• **WORK REQUEST**: If a line in the records below contains the word "target", copy it out.

(Data records for software interfaces)

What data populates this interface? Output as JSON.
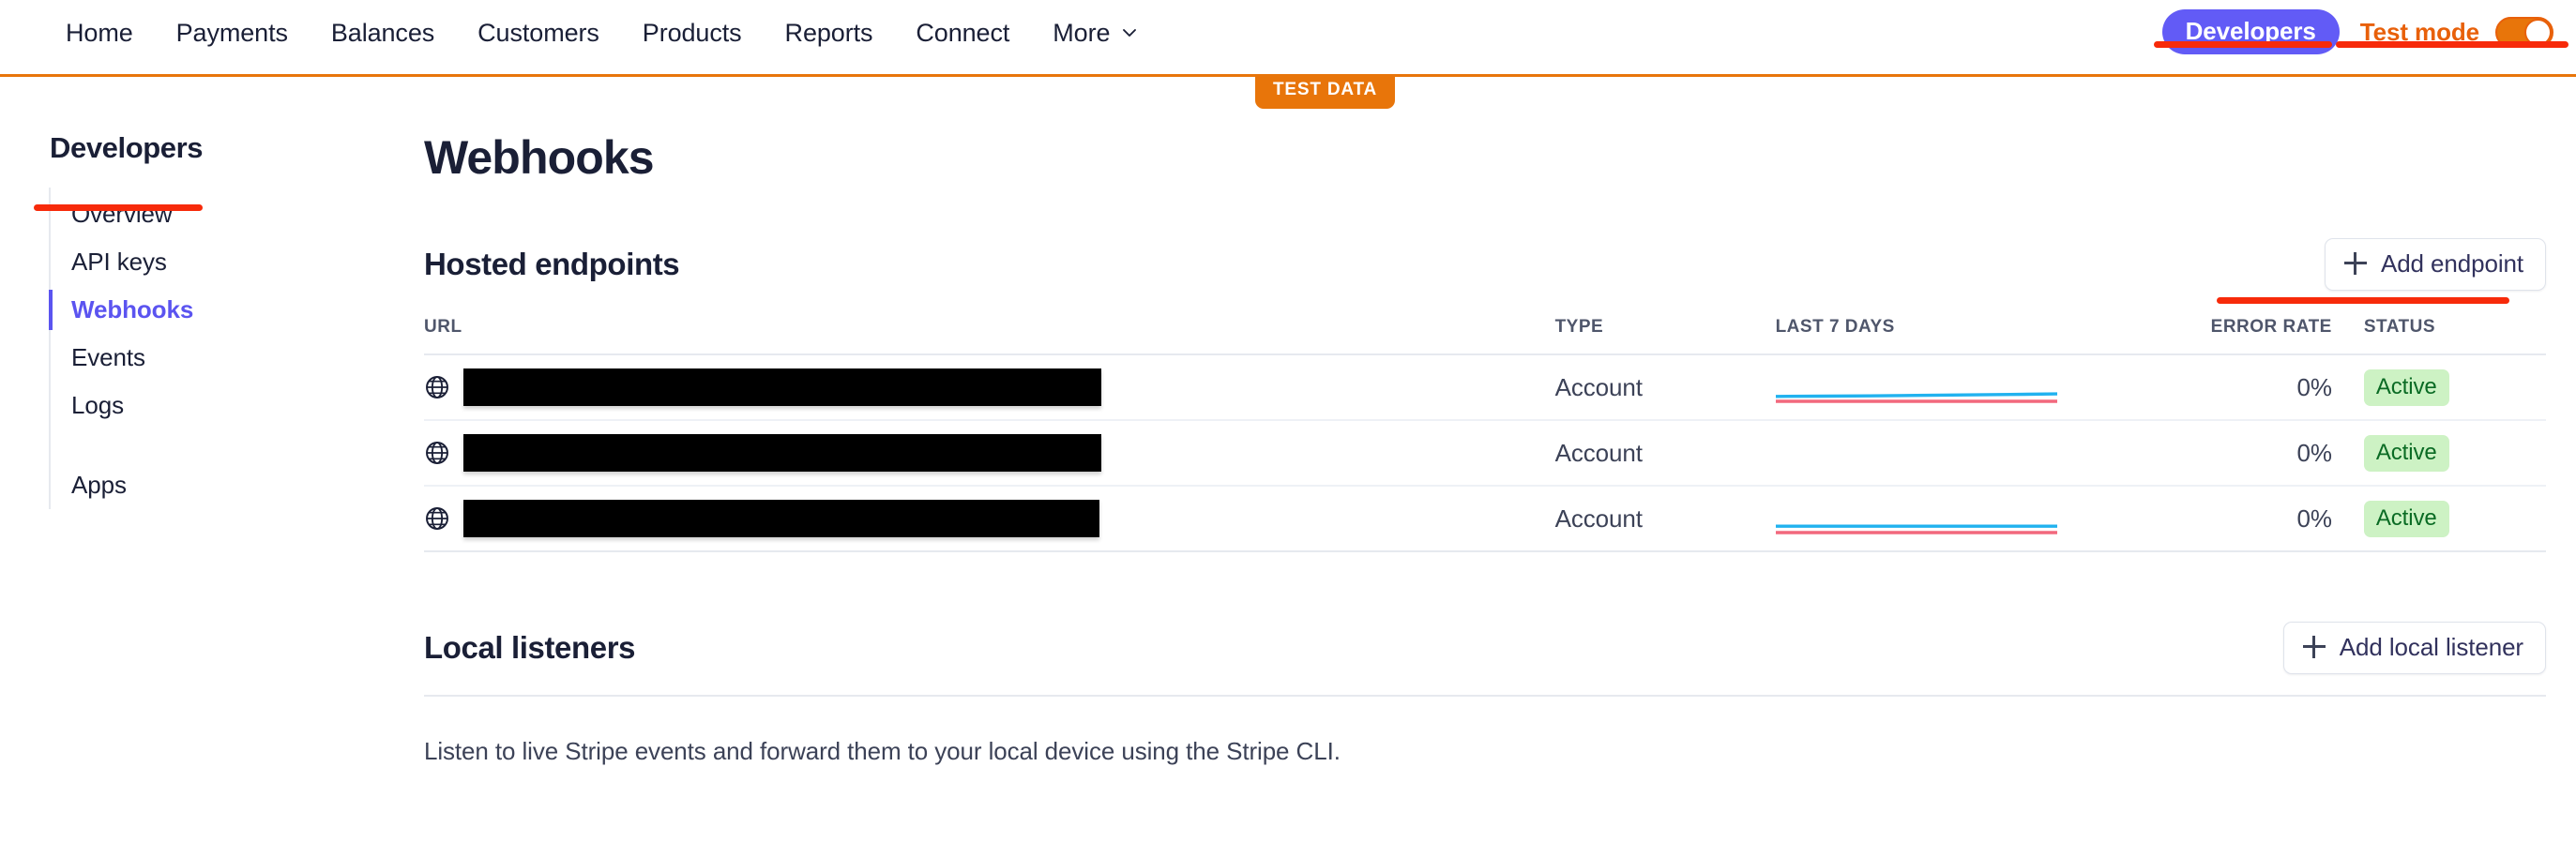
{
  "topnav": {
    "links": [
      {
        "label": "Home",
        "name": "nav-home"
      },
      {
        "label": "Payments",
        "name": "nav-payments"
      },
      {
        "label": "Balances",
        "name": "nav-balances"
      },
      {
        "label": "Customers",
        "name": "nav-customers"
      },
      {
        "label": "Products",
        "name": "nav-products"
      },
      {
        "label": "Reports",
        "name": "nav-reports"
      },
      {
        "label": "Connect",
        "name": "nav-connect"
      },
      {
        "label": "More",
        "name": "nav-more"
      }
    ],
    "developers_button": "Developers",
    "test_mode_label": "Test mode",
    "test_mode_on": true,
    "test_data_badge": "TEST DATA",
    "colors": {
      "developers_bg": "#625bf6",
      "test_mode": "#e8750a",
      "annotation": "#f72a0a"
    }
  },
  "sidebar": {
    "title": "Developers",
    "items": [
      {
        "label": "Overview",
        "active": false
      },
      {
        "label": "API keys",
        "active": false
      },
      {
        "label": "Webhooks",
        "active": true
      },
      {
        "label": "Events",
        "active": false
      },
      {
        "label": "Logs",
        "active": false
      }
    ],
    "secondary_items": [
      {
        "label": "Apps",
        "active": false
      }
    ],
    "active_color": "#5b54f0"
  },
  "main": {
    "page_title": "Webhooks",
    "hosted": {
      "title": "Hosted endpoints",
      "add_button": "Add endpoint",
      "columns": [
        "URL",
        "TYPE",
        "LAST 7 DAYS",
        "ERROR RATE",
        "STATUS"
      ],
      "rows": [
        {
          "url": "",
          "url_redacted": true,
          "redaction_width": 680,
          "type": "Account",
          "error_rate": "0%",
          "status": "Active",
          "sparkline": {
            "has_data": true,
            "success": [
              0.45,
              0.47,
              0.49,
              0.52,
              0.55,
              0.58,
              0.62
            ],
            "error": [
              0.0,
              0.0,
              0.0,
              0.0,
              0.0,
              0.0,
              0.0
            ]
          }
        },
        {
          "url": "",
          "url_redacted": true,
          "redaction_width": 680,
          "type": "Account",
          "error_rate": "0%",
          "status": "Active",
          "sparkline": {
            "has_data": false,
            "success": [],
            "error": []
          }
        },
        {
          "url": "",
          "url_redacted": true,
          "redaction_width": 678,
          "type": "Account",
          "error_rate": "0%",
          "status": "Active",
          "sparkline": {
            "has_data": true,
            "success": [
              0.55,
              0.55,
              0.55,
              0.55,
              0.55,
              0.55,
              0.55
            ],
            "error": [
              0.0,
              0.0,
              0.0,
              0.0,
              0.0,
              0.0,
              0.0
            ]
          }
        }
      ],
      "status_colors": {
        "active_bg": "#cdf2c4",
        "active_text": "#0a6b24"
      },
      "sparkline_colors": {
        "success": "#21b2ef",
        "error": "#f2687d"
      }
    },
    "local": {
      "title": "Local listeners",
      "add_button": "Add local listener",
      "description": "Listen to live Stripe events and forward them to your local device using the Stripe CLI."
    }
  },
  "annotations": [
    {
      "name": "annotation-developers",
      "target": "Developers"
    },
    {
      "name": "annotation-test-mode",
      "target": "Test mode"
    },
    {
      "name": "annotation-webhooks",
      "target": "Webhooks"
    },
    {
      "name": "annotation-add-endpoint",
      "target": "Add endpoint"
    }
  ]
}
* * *
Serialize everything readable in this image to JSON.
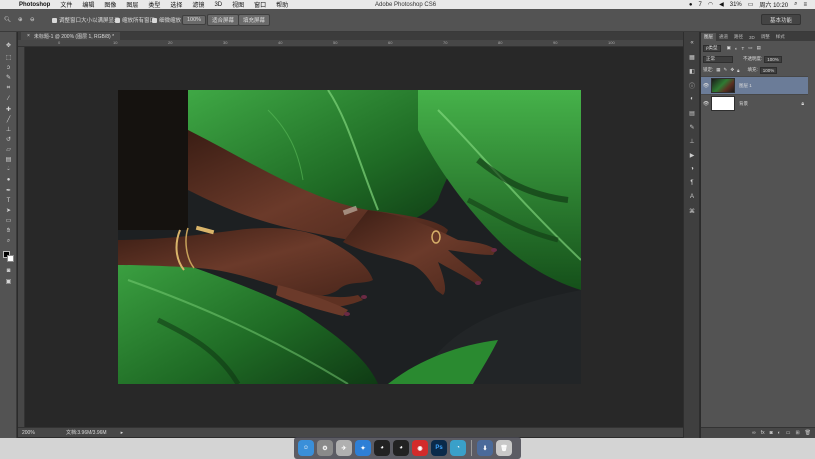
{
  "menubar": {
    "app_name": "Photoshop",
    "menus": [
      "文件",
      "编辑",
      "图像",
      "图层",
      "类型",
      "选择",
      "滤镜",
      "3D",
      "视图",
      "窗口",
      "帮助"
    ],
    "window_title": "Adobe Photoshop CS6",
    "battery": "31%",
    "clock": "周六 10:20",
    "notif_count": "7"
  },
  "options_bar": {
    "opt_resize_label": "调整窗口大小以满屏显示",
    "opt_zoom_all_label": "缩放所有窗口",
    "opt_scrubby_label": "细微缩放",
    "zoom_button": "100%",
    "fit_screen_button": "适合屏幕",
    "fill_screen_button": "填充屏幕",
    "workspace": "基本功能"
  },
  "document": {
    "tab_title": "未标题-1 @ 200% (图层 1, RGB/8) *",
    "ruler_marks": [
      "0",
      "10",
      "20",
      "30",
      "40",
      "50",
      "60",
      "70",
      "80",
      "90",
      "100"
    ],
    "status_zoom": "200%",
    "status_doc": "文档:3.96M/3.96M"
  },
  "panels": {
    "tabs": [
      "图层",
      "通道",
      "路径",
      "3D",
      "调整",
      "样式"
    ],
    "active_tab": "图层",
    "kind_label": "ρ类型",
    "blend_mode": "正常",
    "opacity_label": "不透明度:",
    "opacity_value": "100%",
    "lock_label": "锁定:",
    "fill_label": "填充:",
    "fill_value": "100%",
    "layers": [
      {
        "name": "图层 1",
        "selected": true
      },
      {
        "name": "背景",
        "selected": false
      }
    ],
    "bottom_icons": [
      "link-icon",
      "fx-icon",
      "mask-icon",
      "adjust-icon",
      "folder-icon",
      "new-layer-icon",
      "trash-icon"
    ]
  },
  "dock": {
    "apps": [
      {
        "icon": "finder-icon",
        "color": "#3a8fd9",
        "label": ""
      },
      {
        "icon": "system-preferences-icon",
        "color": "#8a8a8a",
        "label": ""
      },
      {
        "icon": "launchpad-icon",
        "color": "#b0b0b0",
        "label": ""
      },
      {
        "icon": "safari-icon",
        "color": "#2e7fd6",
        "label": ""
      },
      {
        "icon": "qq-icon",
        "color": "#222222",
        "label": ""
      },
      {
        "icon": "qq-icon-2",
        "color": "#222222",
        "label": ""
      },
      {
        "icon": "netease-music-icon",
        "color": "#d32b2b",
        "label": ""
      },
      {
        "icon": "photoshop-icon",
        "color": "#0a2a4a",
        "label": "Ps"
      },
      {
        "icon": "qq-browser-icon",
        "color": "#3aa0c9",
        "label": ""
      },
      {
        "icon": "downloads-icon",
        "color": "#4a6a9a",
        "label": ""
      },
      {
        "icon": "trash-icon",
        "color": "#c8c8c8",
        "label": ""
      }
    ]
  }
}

• **THE COMPLETED TASK**:
      "target": "Developers"
      "target": "Test mode"
      "target": "Webhooks"
      "target": "Add endpoint"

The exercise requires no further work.